● WHAT THE TASK REQUIRES:
Search the material for "JSON" and show all lines that contain it.

Start of EXCERPTED RECORDS

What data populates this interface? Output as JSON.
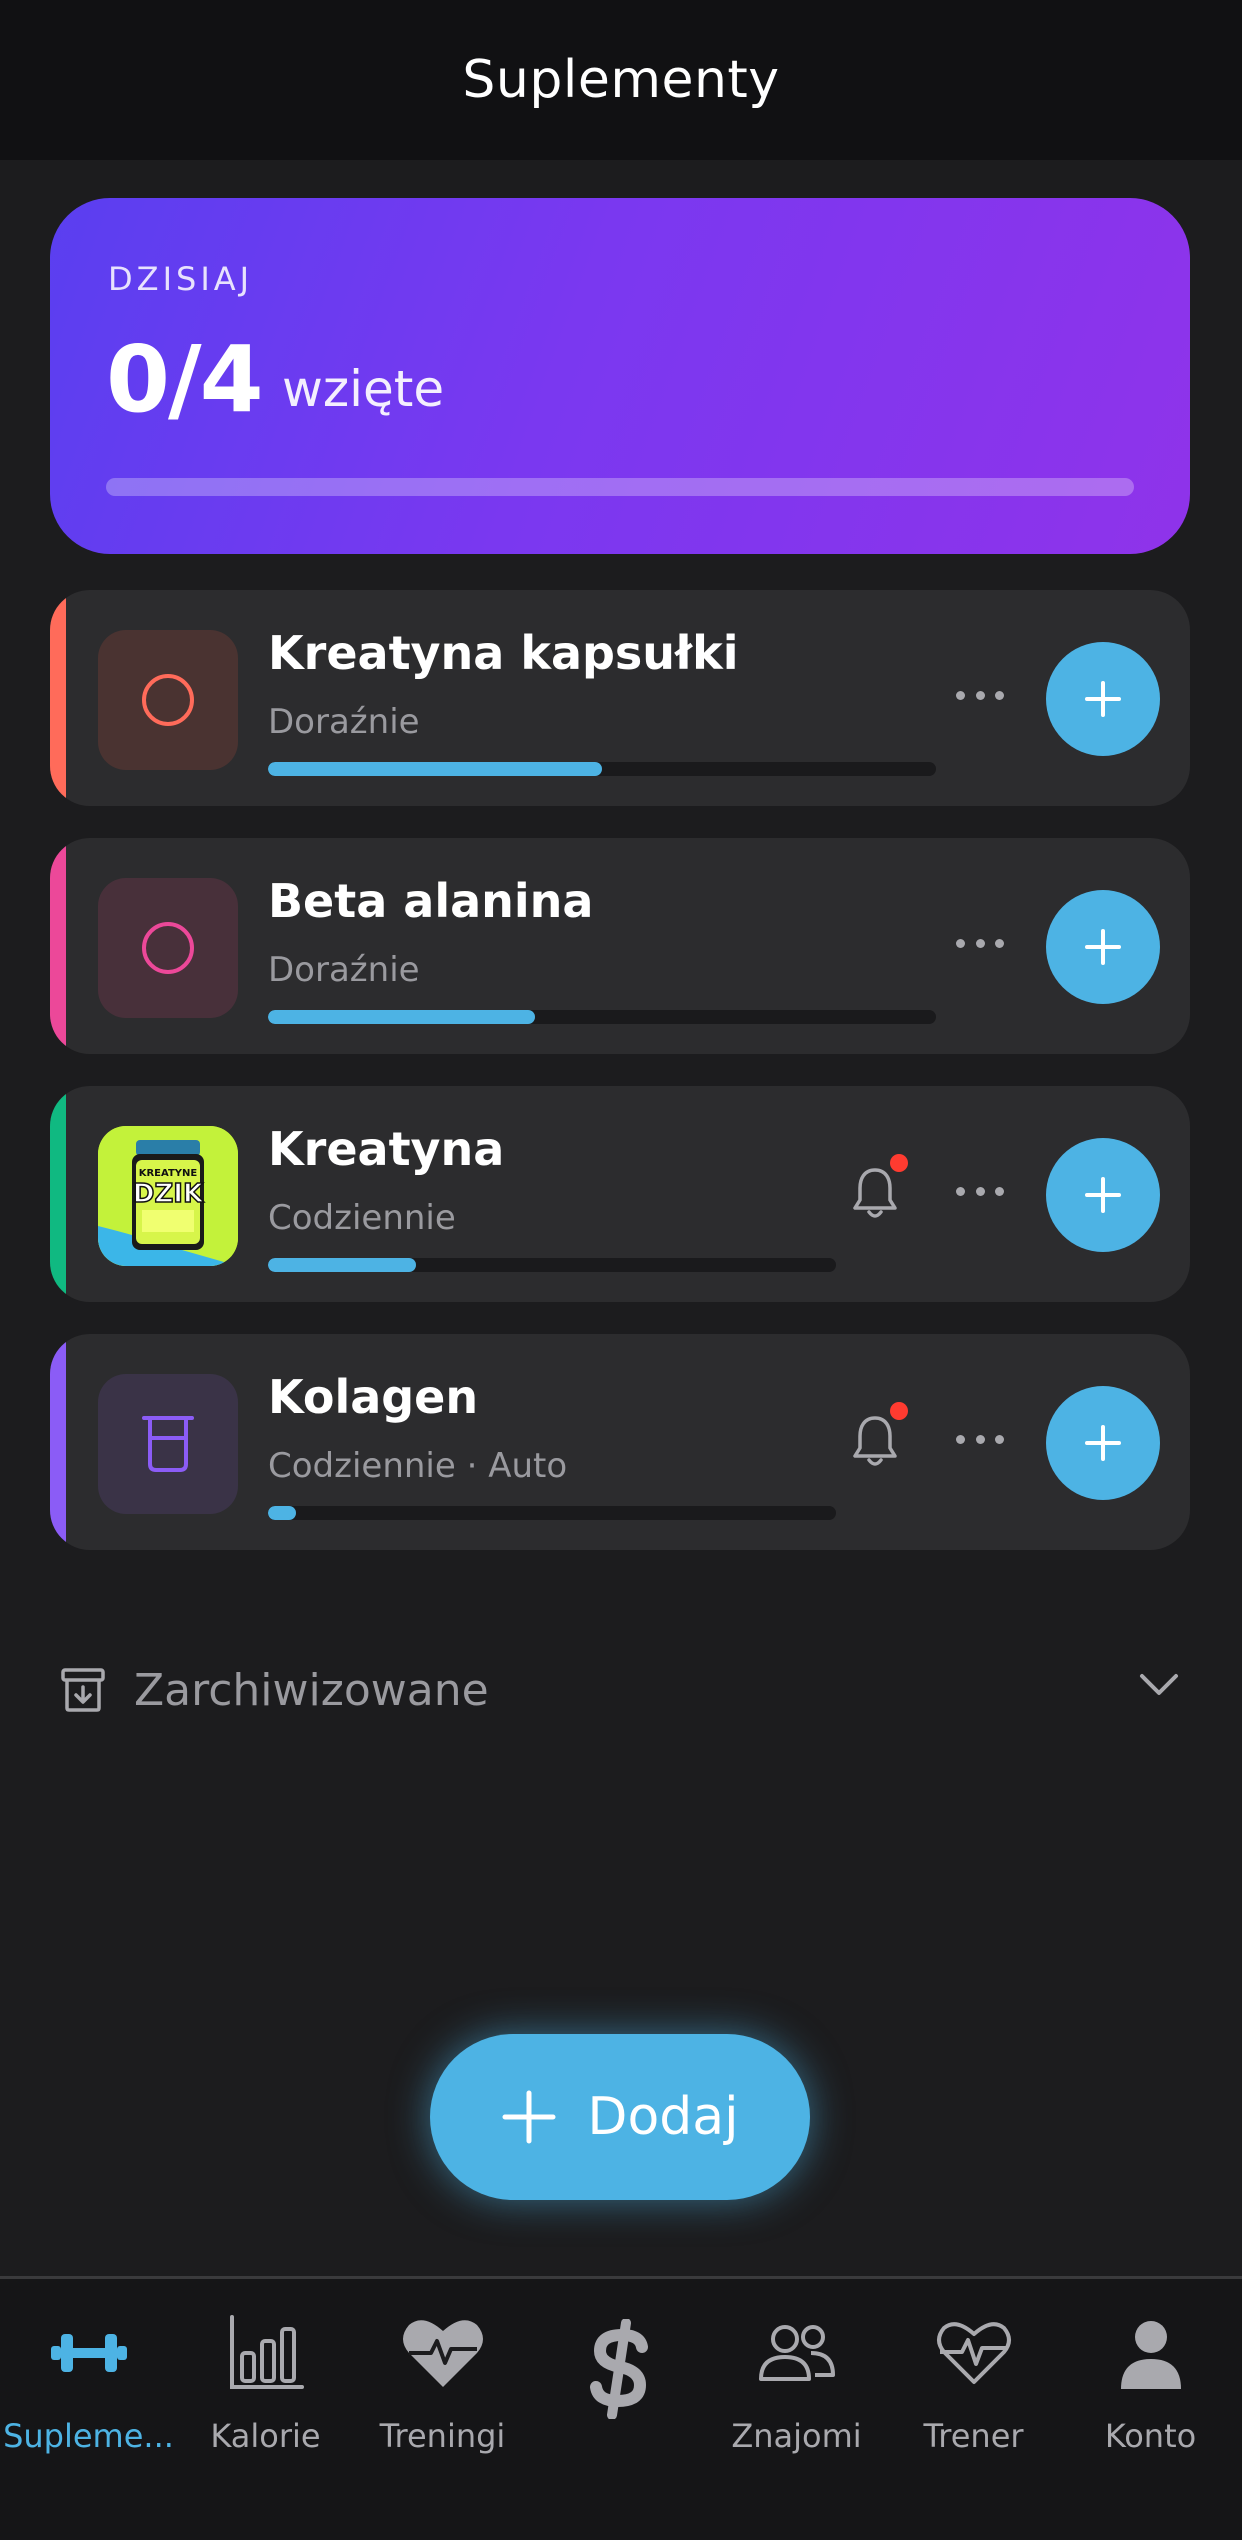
{
  "header": {
    "title": "Suplementy"
  },
  "today": {
    "label": "DZISIAJ",
    "count": "0/4",
    "suffix": "wzięte",
    "progress": 0
  },
  "supplements": [
    {
      "name": "Kreatyna kapsułki",
      "subtitle": "Doraźnie",
      "accent": "#ff6b5a",
      "icon": "circle-icon",
      "progress": 0.5,
      "reminder": false
    },
    {
      "name": "Beta alanina",
      "subtitle": "Doraźnie",
      "accent": "#ec4899",
      "icon": "circle-icon",
      "progress": 0.4,
      "reminder": false
    },
    {
      "name": "Kreatyna",
      "subtitle": "Codziennie",
      "accent": "#10b981",
      "icon": "product-photo",
      "progress": 0.26,
      "reminder": true
    },
    {
      "name": "Kolagen",
      "subtitle": "Codziennie · Auto",
      "accent": "#8b5cf6",
      "icon": "beaker-icon",
      "progress": 0.05,
      "reminder": true
    }
  ],
  "product_image_text": {
    "line1": "KREATYNE",
    "brand": "DZIK"
  },
  "archived": {
    "label": "Zarchiwizowane"
  },
  "fab": {
    "label": "Dodaj"
  },
  "tabs": [
    {
      "label": "Supleme...",
      "icon": "dumbbell-icon",
      "active": true
    },
    {
      "label": "Kalorie",
      "icon": "bar-chart-icon",
      "active": false
    },
    {
      "label": "Treningi",
      "icon": "heart-pulse-icon",
      "active": false
    },
    {
      "label": "",
      "icon": "dollar-logo-icon",
      "active": false
    },
    {
      "label": "Znajomi",
      "icon": "friends-icon",
      "active": false
    },
    {
      "label": "Trener",
      "icon": "heart-outline-pulse-icon",
      "active": false
    },
    {
      "label": "Konto",
      "icon": "person-icon",
      "active": false
    }
  ],
  "colors": {
    "accent": "#4db3e4",
    "background": "#1c1c1e",
    "card": "#2c2c2e",
    "badge": "#ff3b30"
  }
}
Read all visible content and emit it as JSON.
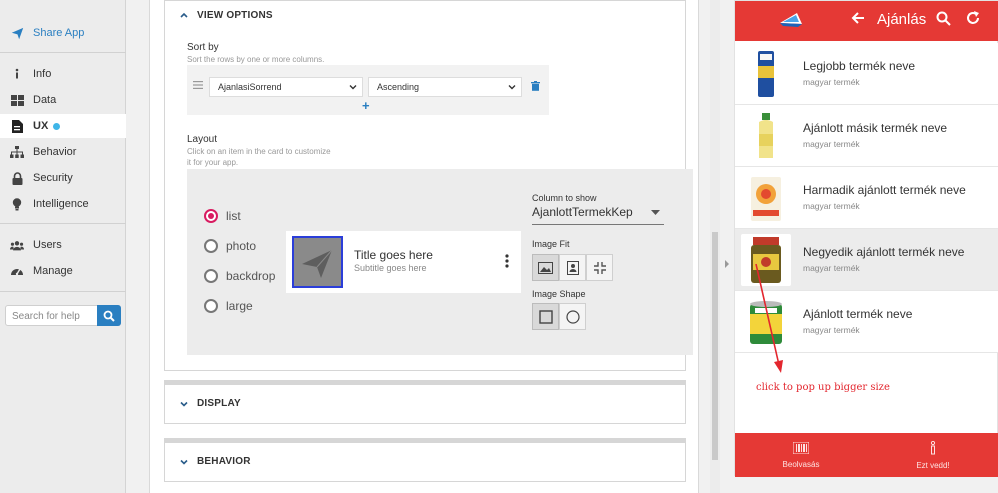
{
  "nav": {
    "share": "Share App",
    "items": [
      {
        "label": "Info",
        "icon": "info-icon"
      },
      {
        "label": "Data",
        "icon": "table-icon"
      },
      {
        "label": "UX",
        "icon": "ux-doc-icon"
      },
      {
        "label": "Behavior",
        "icon": "hierarchy-icon"
      },
      {
        "label": "Security",
        "icon": "lock-icon"
      },
      {
        "label": "Intelligence",
        "icon": "lightbulb-icon"
      },
      {
        "label": "Users",
        "icon": "users-icon"
      },
      {
        "label": "Manage",
        "icon": "gauge-icon"
      }
    ],
    "search_placeholder": "Search for help"
  },
  "view_options": {
    "heading": "VIEW OPTIONS",
    "sort_by": "Sort by",
    "sort_help": "Sort the rows by one or more columns.",
    "sort_column": "AjanlasiSorrend",
    "sort_order": "Ascending",
    "add_symbol": "+",
    "layout_label": "Layout",
    "layout_help_1": "Click on an item in the card to customize",
    "layout_help_2": "it for your app.",
    "layout_options": [
      "list",
      "photo",
      "backdrop",
      "large"
    ],
    "selected_layout": "list",
    "preview_title": "Title goes here",
    "preview_subtitle": "Subtitle goes here",
    "column_to_show_label": "Column to show",
    "column_to_show_value": "AjanlottTermekKep",
    "image_fit_label": "Image Fit",
    "image_shape_label": "Image Shape"
  },
  "sections": {
    "display": "DISPLAY",
    "behavior": "BEHAVIOR"
  },
  "phone": {
    "title": "Ajánlás",
    "items": [
      {
        "title": "Legjobb termék neve",
        "subtitle": "magyar termék"
      },
      {
        "title": "Ajánlott másik termék neve",
        "subtitle": "magyar termék"
      },
      {
        "title": "Harmadik ajánlott termék neve",
        "subtitle": "magyar termék"
      },
      {
        "title": "Negyedik ajánlott termék neve",
        "subtitle": "magyar termék"
      },
      {
        "title": "Ajánlott termék neve",
        "subtitle": "magyar termék"
      }
    ],
    "footer": [
      {
        "label": "Beolvasás"
      },
      {
        "label": "Ezt vedd!"
      }
    ]
  },
  "annotation": "click to pop up bigger size",
  "colors": {
    "accent": "#e53935",
    "nav_accent": "#2a7fc1",
    "radio": "#d81b60"
  }
}
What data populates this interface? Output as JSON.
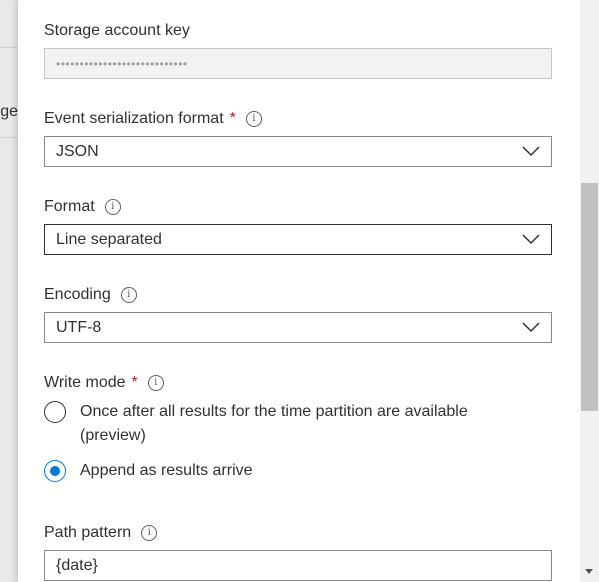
{
  "backdrop": {
    "partial_text": "ge"
  },
  "storage_key": {
    "label": "Storage account key",
    "value": "••••••••••••••••••••••••••••"
  },
  "serialization": {
    "label": "Event serialization format",
    "required_mark": "*",
    "info_glyph": "i",
    "value": "JSON"
  },
  "format": {
    "label": "Format",
    "info_glyph": "i",
    "value": "Line separated"
  },
  "encoding": {
    "label": "Encoding",
    "info_glyph": "i",
    "value": "UTF-8"
  },
  "write_mode": {
    "label": "Write mode",
    "required_mark": "*",
    "info_glyph": "i",
    "options": [
      {
        "label": "Once after all results for the time partition are available (preview)",
        "selected": false
      },
      {
        "label": "Append as results arrive",
        "selected": true
      }
    ]
  },
  "path_pattern": {
    "label": "Path pattern",
    "info_glyph": "i",
    "value": "{date}"
  },
  "colors": {
    "accent": "#0078d4",
    "required": "#a4262c"
  },
  "icons": {
    "dropdown": "chevron-down-icon",
    "info": "info-icon",
    "scroll_down": "scroll-down-arrow-icon"
  }
}
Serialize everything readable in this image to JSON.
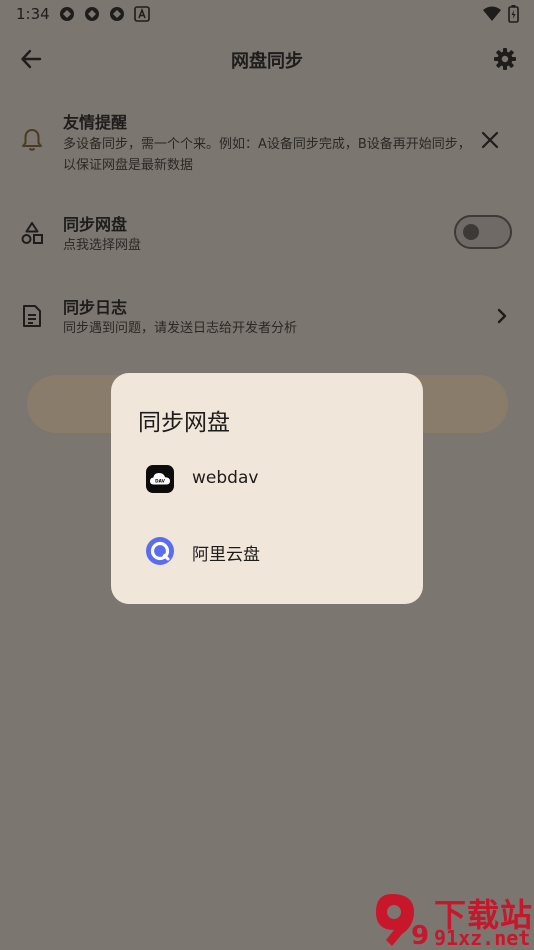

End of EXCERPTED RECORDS

● SOLUTION TO THE PROBLEM:
What data populates this interface? Output as JSON.
Read all visible content and emit it as JSON.
What data populates this interface? Output as JSON.
    "value": "JSON"
Serialize everything readable in this image to JSON.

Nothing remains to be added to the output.